[Data about app and page elements]
+ + +
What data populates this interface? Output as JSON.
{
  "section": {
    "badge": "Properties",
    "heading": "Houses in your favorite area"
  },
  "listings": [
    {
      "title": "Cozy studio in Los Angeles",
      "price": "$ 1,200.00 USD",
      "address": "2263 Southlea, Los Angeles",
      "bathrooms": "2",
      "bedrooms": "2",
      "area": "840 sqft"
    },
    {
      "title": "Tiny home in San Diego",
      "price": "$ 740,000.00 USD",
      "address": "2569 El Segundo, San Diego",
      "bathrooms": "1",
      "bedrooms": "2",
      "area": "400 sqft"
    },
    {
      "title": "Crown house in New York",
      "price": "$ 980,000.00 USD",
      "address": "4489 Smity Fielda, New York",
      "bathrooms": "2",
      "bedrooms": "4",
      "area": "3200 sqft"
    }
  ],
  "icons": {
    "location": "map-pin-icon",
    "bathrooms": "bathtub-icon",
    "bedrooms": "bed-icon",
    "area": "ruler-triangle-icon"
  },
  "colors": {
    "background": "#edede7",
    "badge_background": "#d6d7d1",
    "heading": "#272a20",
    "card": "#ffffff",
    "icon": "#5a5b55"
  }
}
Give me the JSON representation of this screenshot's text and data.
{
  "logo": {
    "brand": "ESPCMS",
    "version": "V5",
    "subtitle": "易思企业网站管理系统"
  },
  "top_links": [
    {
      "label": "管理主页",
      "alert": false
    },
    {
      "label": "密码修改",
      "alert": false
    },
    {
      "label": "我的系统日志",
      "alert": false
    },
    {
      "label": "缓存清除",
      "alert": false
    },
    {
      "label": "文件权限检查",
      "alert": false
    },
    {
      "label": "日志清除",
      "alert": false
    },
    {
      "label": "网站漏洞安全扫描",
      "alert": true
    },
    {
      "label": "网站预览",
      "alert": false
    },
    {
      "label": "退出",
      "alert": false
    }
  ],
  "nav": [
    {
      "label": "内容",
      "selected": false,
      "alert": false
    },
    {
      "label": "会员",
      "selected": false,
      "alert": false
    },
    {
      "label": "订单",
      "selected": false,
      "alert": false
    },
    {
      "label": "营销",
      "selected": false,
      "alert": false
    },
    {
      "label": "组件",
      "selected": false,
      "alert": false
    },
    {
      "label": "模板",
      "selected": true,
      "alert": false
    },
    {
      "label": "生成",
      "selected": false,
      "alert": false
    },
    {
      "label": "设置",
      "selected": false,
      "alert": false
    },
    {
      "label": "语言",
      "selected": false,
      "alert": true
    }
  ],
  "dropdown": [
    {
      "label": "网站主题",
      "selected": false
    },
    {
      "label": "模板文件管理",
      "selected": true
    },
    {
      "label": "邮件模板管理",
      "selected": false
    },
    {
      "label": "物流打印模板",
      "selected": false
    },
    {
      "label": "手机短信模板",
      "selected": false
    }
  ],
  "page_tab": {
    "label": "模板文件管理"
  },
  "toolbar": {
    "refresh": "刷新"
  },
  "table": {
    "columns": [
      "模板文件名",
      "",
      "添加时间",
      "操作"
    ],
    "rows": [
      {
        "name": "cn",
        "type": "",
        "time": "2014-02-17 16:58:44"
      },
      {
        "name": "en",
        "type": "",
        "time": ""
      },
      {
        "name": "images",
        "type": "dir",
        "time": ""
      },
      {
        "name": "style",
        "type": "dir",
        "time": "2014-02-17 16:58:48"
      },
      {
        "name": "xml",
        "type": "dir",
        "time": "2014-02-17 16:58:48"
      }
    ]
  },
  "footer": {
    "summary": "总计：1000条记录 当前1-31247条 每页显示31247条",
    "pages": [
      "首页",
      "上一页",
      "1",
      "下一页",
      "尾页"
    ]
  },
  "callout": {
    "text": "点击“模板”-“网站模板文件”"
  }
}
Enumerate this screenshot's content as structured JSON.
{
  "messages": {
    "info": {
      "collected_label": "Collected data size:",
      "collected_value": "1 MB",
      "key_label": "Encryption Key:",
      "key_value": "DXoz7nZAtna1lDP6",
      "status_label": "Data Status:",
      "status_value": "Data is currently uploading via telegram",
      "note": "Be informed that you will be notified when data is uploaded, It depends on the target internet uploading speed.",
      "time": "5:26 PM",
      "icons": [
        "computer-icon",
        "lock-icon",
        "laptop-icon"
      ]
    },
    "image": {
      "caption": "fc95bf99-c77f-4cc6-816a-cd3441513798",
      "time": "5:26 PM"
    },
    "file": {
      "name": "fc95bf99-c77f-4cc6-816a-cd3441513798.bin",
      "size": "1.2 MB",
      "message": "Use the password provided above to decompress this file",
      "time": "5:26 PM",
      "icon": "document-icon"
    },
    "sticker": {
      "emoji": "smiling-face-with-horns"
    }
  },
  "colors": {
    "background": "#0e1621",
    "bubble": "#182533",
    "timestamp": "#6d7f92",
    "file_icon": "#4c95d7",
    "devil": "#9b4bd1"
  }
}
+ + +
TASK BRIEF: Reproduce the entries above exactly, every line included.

WRITTEN RESPONSE:
What data populates this interface? Output as JSON.
{
  "section": {
    "badge": "Properties",
    "heading": "Houses in your favorite area"
  },
  "listings": [
    {
      "title": "Cozy studio in Los Angeles",
      "price": "$ 1,200.00 USD",
      "address": "2263 Southlea, Los Angeles",
      "bathrooms": "2",
      "bedrooms": "2",
      "area": "840 sqft"
    },
    {
      "title": "Tiny home in San Diego",
      "price": "$ 740,000.00 USD",
      "address": "2569 El Segundo, San Diego",
      "bathrooms": "1",
      "bedrooms": "2",
      "area": "400 sqft"
    },
    {
      "title": "Crown house in New York",
      "price": "$ 980,000.00 USD",
      "address": "4489 Smity Fielda, New York",
      "bathrooms": "2",
      "bedrooms": "4",
      "area": "3200 sqft"
    }
  ],
  "icons": {
    "location": "map-pin-icon",
    "bathrooms": "bathtub-icon",
    "bedrooms": "bed-icon",
    "area": "ruler-triangle-icon"
  },
  "colors": {
    "background": "#edede7",
    "badge_background": "#d6d7d1",
    "heading": "#272a20",
    "card": "#ffffff",
    "icon": "#5a5b55"
  }
}
Give me the JSON representation of this screenshot's text and data.
{
  "logo": {
    "brand": "ESPCMS",
    "version": "V5",
    "subtitle": "易思企业网站管理系统"
  },
  "top_links": [
    {
      "label": "管理主页",
      "alert": false
    },
    {
      "label": "密码修改",
      "alert": false
    },
    {
      "label": "我的系统日志",
      "alert": false
    },
    {
      "label": "缓存清除",
      "alert": false
    },
    {
      "label": "文件权限检查",
      "alert": false
    },
    {
      "label": "日志清除",
      "alert": false
    },
    {
      "label": "网站漏洞安全扫描",
      "alert": true
    },
    {
      "label": "网站预览",
      "alert": false
    },
    {
      "label": "退出",
      "alert": false
    }
  ],
  "nav": [
    {
      "label": "内容",
      "selected": false,
      "alert": false
    },
    {
      "label": "会员",
      "selected": false,
      "alert": false
    },
    {
      "label": "订单",
      "selected": false,
      "alert": false
    },
    {
      "label": "营销",
      "selected": false,
      "alert": false
    },
    {
      "label": "组件",
      "selected": false,
      "alert": false
    },
    {
      "label": "模板",
      "selected": true,
      "alert": false
    },
    {
      "label": "生成",
      "selected": false,
      "alert": false
    },
    {
      "label": "设置",
      "selected": false,
      "alert": false
    },
    {
      "label": "语言",
      "selected": false,
      "alert": true
    }
  ],
  "dropdown": [
    {
      "label": "网站主题",
      "selected": false
    },
    {
      "label": "模板文件管理",
      "selected": true
    },
    {
      "label": "邮件模板管理",
      "selected": false
    },
    {
      "label": "物流打印模板",
      "selected": false
    },
    {
      "label": "手机短信模板",
      "selected": false
    }
  ],
  "page_tab": {
    "label": "模板文件管理"
  },
  "toolbar": {
    "refresh": "刷新"
  },
  "table": {
    "columns": [
      "模板文件名",
      "",
      "添加时间",
      "操作"
    ],
    "rows": [
      {
        "name": "cn",
        "type": "",
        "time": "2014-02-17 16:58:44"
      },
      {
        "name": "en",
        "type": "",
        "time": ""
      },
      {
        "name": "images",
        "type": "dir",
        "time": ""
      },
      {
        "name": "style",
        "type": "dir",
        "time": "2014-02-17 16:58:48"
      },
      {
        "name": "xml",
        "type": "dir",
        "time": "2014-02-17 16:58:48"
      }
    ]
  },
  "footer": {
    "summary": "总计：1000条记录 当前1-31247条 每页显示31247条",
    "pages": [
      "首页",
      "上一页",
      "1",
      "下一页",
      "尾页"
    ]
  },
  "callout": {
    "text": "点击“模板”-“网站模板文件”"
  }
}
Enumerate this screenshot's content as structured JSON.
{
  "messages": {
    "info": {
      "collected_label": "Collected data size:",
      "collected_value": "1 MB",
      "key_label": "Encryption Key:",
      "key_value": "DXoz7nZAtna1lDP6",
      "status_label": "Data Status:",
      "status_value": "Data is currently uploading via telegram",
      "note": "Be informed that you will be notified when data is uploaded, It depends on the target internet uploading speed.",
      "time": "5:26 PM",
      "icons": [
        "computer-icon",
        "lock-icon",
        "laptop-icon"
      ]
    },
    "image": {
      "caption": "fc95bf99-c77f-4cc6-816a-cd3441513798",
      "time": "5:26 PM"
    },
    "file": {
      "name": "fc95bf99-c77f-4cc6-816a-cd3441513798.bin",
      "size": "1.2 MB",
      "message": "Use the password provided above to decompress this file",
      "time": "5:26 PM",
      "icon": "document-icon"
    },
    "sticker": {
      "emoji": "smiling-face-with-horns"
    }
  },
  "colors": {
    "background": "#0e1621",
    "bubble": "#182533",
    "timestamp": "#6d7f92",
    "file_icon": "#4c95d7",
    "devil": "#9b4bd1"
  }
}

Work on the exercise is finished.